DATA =
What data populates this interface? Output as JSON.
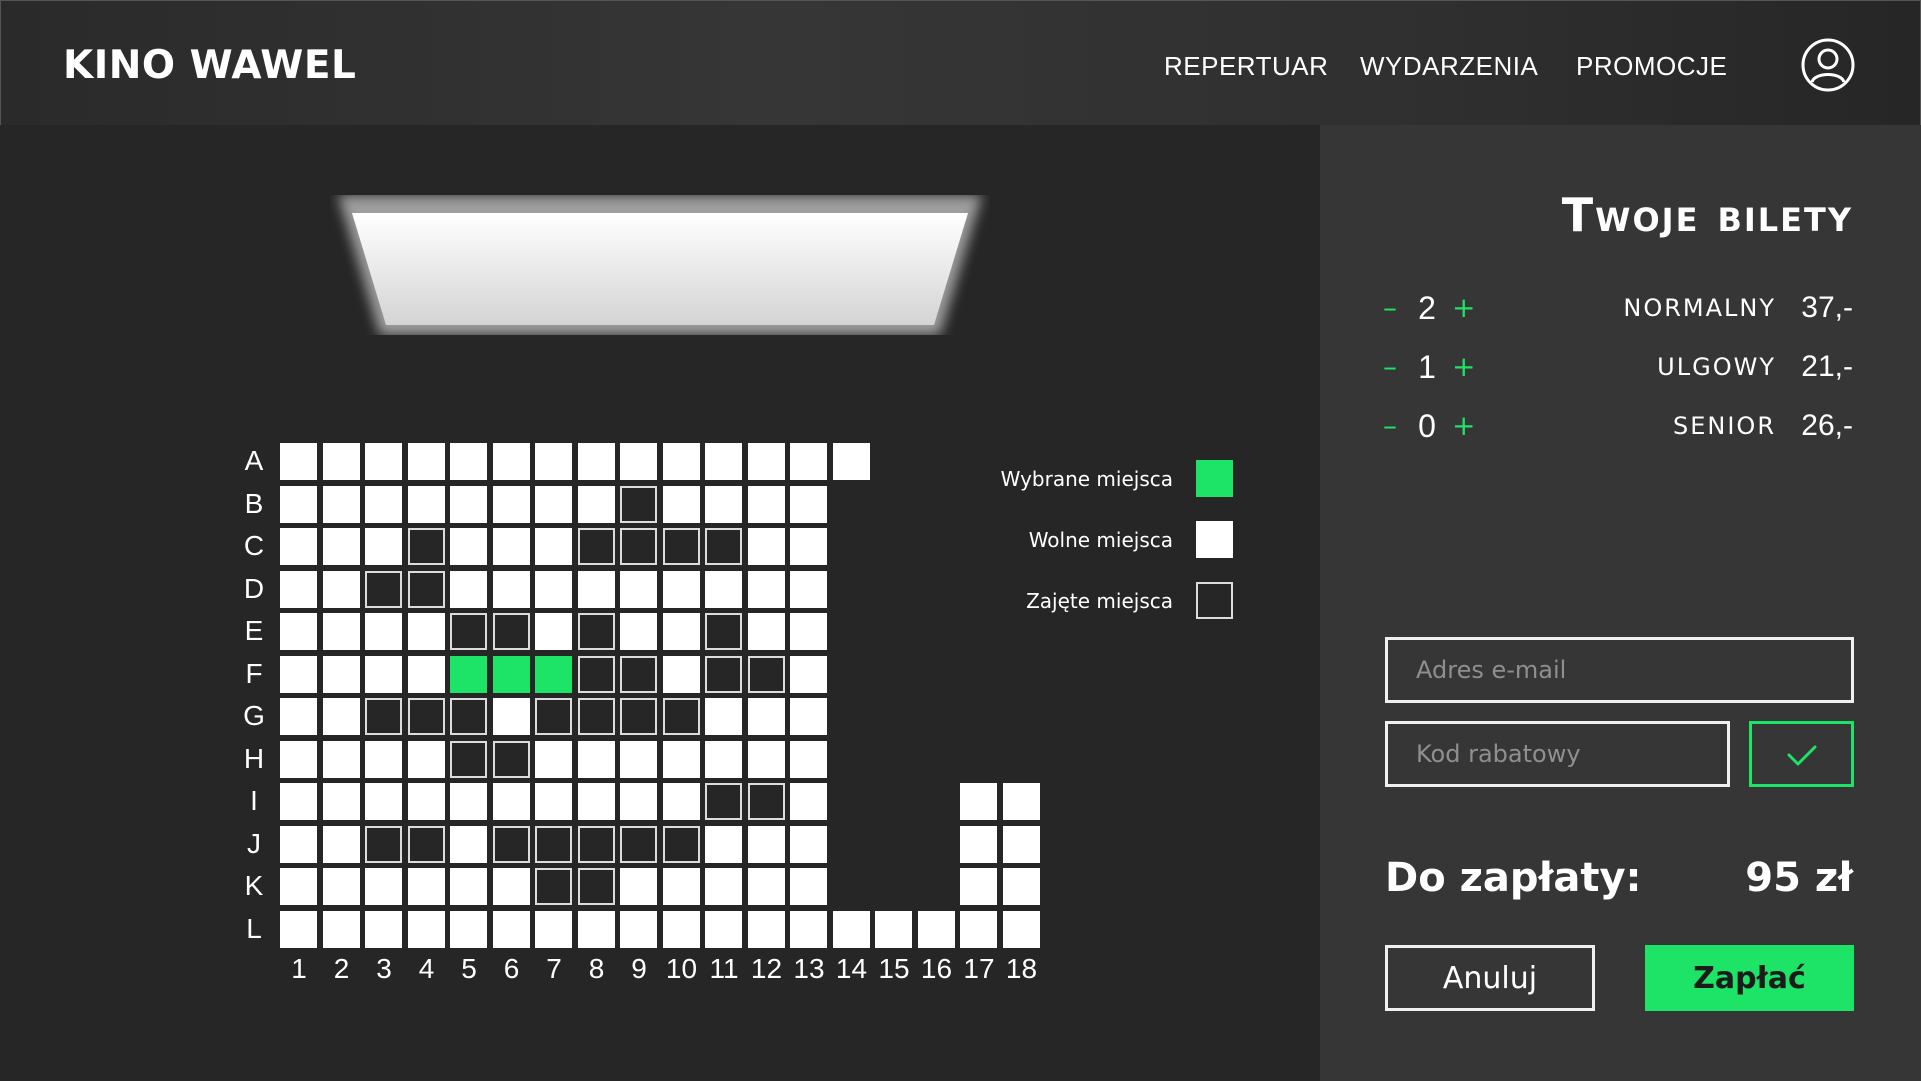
{
  "header": {
    "logo": "KINO WAWEL",
    "nav": [
      "REPERTUAR",
      "WYDARZENIA",
      "PROMOCJE"
    ],
    "user_icon": "user-circle-icon"
  },
  "hall": {
    "rows": [
      "A",
      "B",
      "C",
      "D",
      "E",
      "F",
      "G",
      "H",
      "I",
      "J",
      "K",
      "L"
    ],
    "columns": [
      "1",
      "2",
      "3",
      "4",
      "5",
      "6",
      "7",
      "8",
      "9",
      "10",
      "11",
      "12",
      "13",
      "14",
      "15",
      "16",
      "17",
      "18"
    ],
    "seat_map": [
      "ffffffffffffff-----",
      "ffffffffxffff-----",
      "fffxfffxxxxff-----",
      "ffxxfffffffff-----",
      "ffffxxfxffxff-----",
      "ffffsssxxfxxf-----",
      "ffxxxfxxxxfff-----",
      "ffffxxfffffff-----",
      "ffffffffffxxf---ff",
      "ffxxfxxxxxfff---ff",
      "ffffffxxfffff---ff",
      "ffffffffffffffffff"
    ],
    "legend": [
      {
        "label": "Wybrane miejsca",
        "state": "selected"
      },
      {
        "label": "Wolne miejsca",
        "state": "free"
      },
      {
        "label": "Zajęte miejsca",
        "state": "taken"
      }
    ]
  },
  "panel": {
    "title": "Twoje bilety",
    "tickets": [
      {
        "qty": "2",
        "name": "NORMALNY",
        "price": "37,-"
      },
      {
        "qty": "1",
        "name": "ULGOWY",
        "price": "21,-"
      },
      {
        "qty": "0",
        "name": "SENIOR",
        "price": "26,-"
      }
    ],
    "minus_symbol": "–",
    "plus_symbol": "+",
    "email_placeholder": "Adres e-mail",
    "discount_placeholder": "Kod rabatowy",
    "confirm_icon": "checkmark-icon",
    "total_label": "Do zapłaty:",
    "total_value": "95 zł",
    "cancel_label": "Anuluj",
    "pay_label": "Zapłać"
  },
  "colors": {
    "accent": "#1de366",
    "background": "#262626",
    "panel": "#363636"
  }
}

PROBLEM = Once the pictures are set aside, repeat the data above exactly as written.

EXERCISE ANSWER =
What data populates this interface? Output as JSON.
{
  "header": {
    "logo": "KINO WAWEL",
    "nav": [
      "REPERTUAR",
      "WYDARZENIA",
      "PROMOCJE"
    ],
    "user_icon": "user-circle-icon"
  },
  "hall": {
    "rows": [
      "A",
      "B",
      "C",
      "D",
      "E",
      "F",
      "G",
      "H",
      "I",
      "J",
      "K",
      "L"
    ],
    "columns": [
      "1",
      "2",
      "3",
      "4",
      "5",
      "6",
      "7",
      "8",
      "9",
      "10",
      "11",
      "12",
      "13",
      "14",
      "15",
      "16",
      "17",
      "18"
    ],
    "seat_map": [
      "ffffffffffffff-----",
      "ffffffffxffff-----",
      "fffxfffxxxxff-----",
      "ffxxfffffffff-----",
      "ffffxxfxffxff-----",
      "ffffsssxxfxxf-----",
      "ffxxxfxxxxfff-----",
      "ffffxxfffffff-----",
      "ffffffffffxxf---ff",
      "ffxxfxxxxxfff---ff",
      "ffffffxxfffff---ff",
      "ffffffffffffffffff"
    ],
    "legend": [
      {
        "label": "Wybrane miejsca",
        "state": "selected"
      },
      {
        "label": "Wolne miejsca",
        "state": "free"
      },
      {
        "label": "Zajęte miejsca",
        "state": "taken"
      }
    ]
  },
  "panel": {
    "title": "Twoje bilety",
    "tickets": [
      {
        "qty": "2",
        "name": "NORMALNY",
        "price": "37,-"
      },
      {
        "qty": "1",
        "name": "ULGOWY",
        "price": "21,-"
      },
      {
        "qty": "0",
        "name": "SENIOR",
        "price": "26,-"
      }
    ],
    "minus_symbol": "–",
    "plus_symbol": "+",
    "email_placeholder": "Adres e-mail",
    "discount_placeholder": "Kod rabatowy",
    "confirm_icon": "checkmark-icon",
    "total_label": "Do zapłaty:",
    "total_value": "95 zł",
    "cancel_label": "Anuluj",
    "pay_label": "Zapłać"
  },
  "colors": {
    "accent": "#1de366",
    "background": "#262626",
    "panel": "#363636"
  }
}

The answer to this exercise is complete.